◆ TO DO ◆
Report back each line of the data that contains the word "kind".

◆ LISTED ENTRIES ◆
-=-=-=-=-
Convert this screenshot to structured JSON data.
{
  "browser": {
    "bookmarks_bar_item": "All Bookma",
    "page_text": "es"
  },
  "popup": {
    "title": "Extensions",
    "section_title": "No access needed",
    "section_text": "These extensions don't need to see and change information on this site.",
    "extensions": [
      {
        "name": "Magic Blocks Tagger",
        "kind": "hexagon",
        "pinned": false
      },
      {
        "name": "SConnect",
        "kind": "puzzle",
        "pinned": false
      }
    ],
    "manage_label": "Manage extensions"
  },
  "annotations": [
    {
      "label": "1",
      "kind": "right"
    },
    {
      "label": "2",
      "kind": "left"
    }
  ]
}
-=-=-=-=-
◆ RESPONSE TO THIS TASK ◆
        "kind": "hexagon",
        "kind": "puzzle",
      "kind": "right"
      "kind": "left"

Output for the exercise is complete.